-- What the exercise asks --
Nothing in the records may be left out or altered; reproduce them all exactly.

-- Records for processing --
^^^^^^^^
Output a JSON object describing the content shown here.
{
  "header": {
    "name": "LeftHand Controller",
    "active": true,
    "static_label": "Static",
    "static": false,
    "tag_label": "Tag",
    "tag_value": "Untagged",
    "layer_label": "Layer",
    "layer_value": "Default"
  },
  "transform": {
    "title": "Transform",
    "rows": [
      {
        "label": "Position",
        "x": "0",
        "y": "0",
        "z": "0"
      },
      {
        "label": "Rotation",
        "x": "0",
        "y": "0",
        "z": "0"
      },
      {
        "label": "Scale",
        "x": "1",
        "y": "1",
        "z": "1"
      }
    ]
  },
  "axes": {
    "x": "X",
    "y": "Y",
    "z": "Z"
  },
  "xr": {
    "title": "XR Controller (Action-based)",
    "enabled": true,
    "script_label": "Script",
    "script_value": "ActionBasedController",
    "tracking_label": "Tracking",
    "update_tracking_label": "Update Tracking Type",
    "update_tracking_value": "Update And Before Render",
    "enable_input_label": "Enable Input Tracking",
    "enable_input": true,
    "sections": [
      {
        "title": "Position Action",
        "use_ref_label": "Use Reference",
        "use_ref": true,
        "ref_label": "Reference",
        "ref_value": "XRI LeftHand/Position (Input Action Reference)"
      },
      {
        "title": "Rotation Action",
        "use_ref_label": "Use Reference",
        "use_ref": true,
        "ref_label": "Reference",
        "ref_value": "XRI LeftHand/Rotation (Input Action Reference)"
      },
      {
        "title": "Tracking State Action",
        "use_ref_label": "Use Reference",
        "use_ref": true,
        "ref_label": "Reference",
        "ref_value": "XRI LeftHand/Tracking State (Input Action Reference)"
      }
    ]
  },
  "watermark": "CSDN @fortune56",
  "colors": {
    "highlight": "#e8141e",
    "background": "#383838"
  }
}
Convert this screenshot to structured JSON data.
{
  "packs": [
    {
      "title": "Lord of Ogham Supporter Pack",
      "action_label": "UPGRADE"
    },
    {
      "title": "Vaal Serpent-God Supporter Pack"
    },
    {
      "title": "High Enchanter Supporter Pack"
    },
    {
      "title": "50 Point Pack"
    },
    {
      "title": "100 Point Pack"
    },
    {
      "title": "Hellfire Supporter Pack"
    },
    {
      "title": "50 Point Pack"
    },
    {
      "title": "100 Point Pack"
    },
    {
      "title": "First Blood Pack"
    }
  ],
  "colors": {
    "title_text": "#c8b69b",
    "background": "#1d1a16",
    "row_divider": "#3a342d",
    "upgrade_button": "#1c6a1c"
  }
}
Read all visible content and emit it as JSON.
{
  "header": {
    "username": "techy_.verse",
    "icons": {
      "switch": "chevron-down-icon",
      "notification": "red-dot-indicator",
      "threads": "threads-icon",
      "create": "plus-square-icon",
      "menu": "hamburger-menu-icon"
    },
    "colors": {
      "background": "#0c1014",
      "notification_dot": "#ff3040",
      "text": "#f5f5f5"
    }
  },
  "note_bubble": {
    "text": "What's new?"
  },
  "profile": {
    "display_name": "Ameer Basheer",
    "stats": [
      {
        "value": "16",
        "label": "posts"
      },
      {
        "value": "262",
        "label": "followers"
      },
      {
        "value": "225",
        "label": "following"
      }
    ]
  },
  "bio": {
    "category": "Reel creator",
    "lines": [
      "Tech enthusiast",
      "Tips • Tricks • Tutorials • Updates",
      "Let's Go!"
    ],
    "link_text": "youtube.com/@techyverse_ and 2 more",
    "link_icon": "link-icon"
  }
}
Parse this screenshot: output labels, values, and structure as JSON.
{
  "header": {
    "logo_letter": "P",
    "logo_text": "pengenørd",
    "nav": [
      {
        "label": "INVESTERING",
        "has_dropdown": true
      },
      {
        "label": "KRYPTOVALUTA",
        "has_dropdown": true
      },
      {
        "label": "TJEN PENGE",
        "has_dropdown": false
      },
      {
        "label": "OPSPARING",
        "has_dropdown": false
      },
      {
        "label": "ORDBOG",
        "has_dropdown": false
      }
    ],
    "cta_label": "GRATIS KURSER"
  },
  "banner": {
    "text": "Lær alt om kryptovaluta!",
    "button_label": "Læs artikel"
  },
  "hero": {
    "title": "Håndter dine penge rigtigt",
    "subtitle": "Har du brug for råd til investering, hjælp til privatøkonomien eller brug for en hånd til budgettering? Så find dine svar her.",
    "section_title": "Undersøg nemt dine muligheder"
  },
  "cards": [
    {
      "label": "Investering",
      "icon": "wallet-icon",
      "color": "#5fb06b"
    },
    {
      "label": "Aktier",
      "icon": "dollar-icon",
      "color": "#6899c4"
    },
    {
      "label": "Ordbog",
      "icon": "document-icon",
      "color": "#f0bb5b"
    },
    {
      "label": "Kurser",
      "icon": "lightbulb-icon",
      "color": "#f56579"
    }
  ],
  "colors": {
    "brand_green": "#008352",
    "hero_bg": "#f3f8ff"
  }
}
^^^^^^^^
-- Completed exercise --
Output a JSON object describing the content shown here.
{
  "header": {
    "name": "LeftHand Controller",
    "active": true,
    "static_label": "Static",
    "static": false,
    "tag_label": "Tag",
    "tag_value": "Untagged",
    "layer_label": "Layer",
    "layer_value": "Default"
  },
  "transform": {
    "title": "Transform",
    "rows": [
      {
        "label": "Position",
        "x": "0",
        "y": "0",
        "z": "0"
      },
      {
        "label": "Rotation",
        "x": "0",
        "y": "0",
        "z": "0"
      },
      {
        "label": "Scale",
        "x": "1",
        "y": "1",
        "z": "1"
      }
    ]
  },
  "axes": {
    "x": "X",
    "y": "Y",
    "z": "Z"
  },
  "xr": {
    "title": "XR Controller (Action-based)",
    "enabled": true,
    "script_label": "Script",
    "script_value": "ActionBasedController",
    "tracking_label": "Tracking",
    "update_tracking_label": "Update Tracking Type",
    "update_tracking_value": "Update And Before Render",
    "enable_input_label": "Enable Input Tracking",
    "enable_input": true,
    "sections": [
      {
        "title": "Position Action",
        "use_ref_label": "Use Reference",
        "use_ref": true,
        "ref_label": "Reference",
        "ref_value": "XRI LeftHand/Position (Input Action Reference)"
      },
      {
        "title": "Rotation Action",
        "use_ref_label": "Use Reference",
        "use_ref": true,
        "ref_label": "Reference",
        "ref_value": "XRI LeftHand/Rotation (Input Action Reference)"
      },
      {
        "title": "Tracking State Action",
        "use_ref_label": "Use Reference",
        "use_ref": true,
        "ref_label": "Reference",
        "ref_value": "XRI LeftHand/Tracking State (Input Action Reference)"
      }
    ]
  },
  "watermark": "CSDN @fortune56",
  "colors": {
    "highlight": "#e8141e",
    "background": "#383838"
  }
}
Convert this screenshot to structured JSON data.
{
  "packs": [
    {
      "title": "Lord of Ogham Supporter Pack",
      "action_label": "UPGRADE"
    },
    {
      "title": "Vaal Serpent-God Supporter Pack"
    },
    {
      "title": "High Enchanter Supporter Pack"
    },
    {
      "title": "50 Point Pack"
    },
    {
      "title": "100 Point Pack"
    },
    {
      "title": "Hellfire Supporter Pack"
    },
    {
      "title": "50 Point Pack"
    },
    {
      "title": "100 Point Pack"
    },
    {
      "title": "First Blood Pack"
    }
  ],
  "colors": {
    "title_text": "#c8b69b",
    "background": "#1d1a16",
    "row_divider": "#3a342d",
    "upgrade_button": "#1c6a1c"
  }
}
Read all visible content and emit it as JSON.
{
  "header": {
    "username": "techy_.verse",
    "icons": {
      "switch": "chevron-down-icon",
      "notification": "red-dot-indicator",
      "threads": "threads-icon",
      "create": "plus-square-icon",
      "menu": "hamburger-menu-icon"
    },
    "colors": {
      "background": "#0c1014",
      "notification_dot": "#ff3040",
      "text": "#f5f5f5"
    }
  },
  "note_bubble": {
    "text": "What's new?"
  },
  "profile": {
    "display_name": "Ameer Basheer",
    "stats": [
      {
        "value": "16",
        "label": "posts"
      },
      {
        "value": "262",
        "label": "followers"
      },
      {
        "value": "225",
        "label": "following"
      }
    ]
  },
  "bio": {
    "category": "Reel creator",
    "lines": [
      "Tech enthusiast",
      "Tips • Tricks • Tutorials • Updates",
      "Let's Go!"
    ],
    "link_text": "youtube.com/@techyverse_ and 2 more",
    "link_icon": "link-icon"
  }
}
Parse this screenshot: output labels, values, and structure as JSON.
{
  "header": {
    "logo_letter": "P",
    "logo_text": "pengenørd",
    "nav": [
      {
        "label": "INVESTERING",
        "has_dropdown": true
      },
      {
        "label": "KRYPTOVALUTA",
        "has_dropdown": true
      },
      {
        "label": "TJEN PENGE",
        "has_dropdown": false
      },
      {
        "label": "OPSPARING",
        "has_dropdown": false
      },
      {
        "label": "ORDBOG",
        "has_dropdown": false
      }
    ],
    "cta_label": "GRATIS KURSER"
  },
  "banner": {
    "text": "Lær alt om kryptovaluta!",
    "button_label": "Læs artikel"
  },
  "hero": {
    "title": "Håndter dine penge rigtigt",
    "subtitle": "Har du brug for råd til investering, hjælp til privatøkonomien eller brug for en hånd til budgettering? Så find dine svar her.",
    "section_title": "Undersøg nemt dine muligheder"
  },
  "cards": [
    {
      "label": "Investering",
      "icon": "wallet-icon",
      "color": "#5fb06b"
    },
    {
      "label": "Aktier",
      "icon": "dollar-icon",
      "color": "#6899c4"
    },
    {
      "label": "Ordbog",
      "icon": "document-icon",
      "color": "#f0bb5b"
    },
    {
      "label": "Kurser",
      "icon": "lightbulb-icon",
      "color": "#f56579"
    }
  ],
  "colors": {
    "brand_green": "#008352",
    "hero_bg": "#f3f8ff"
  }
}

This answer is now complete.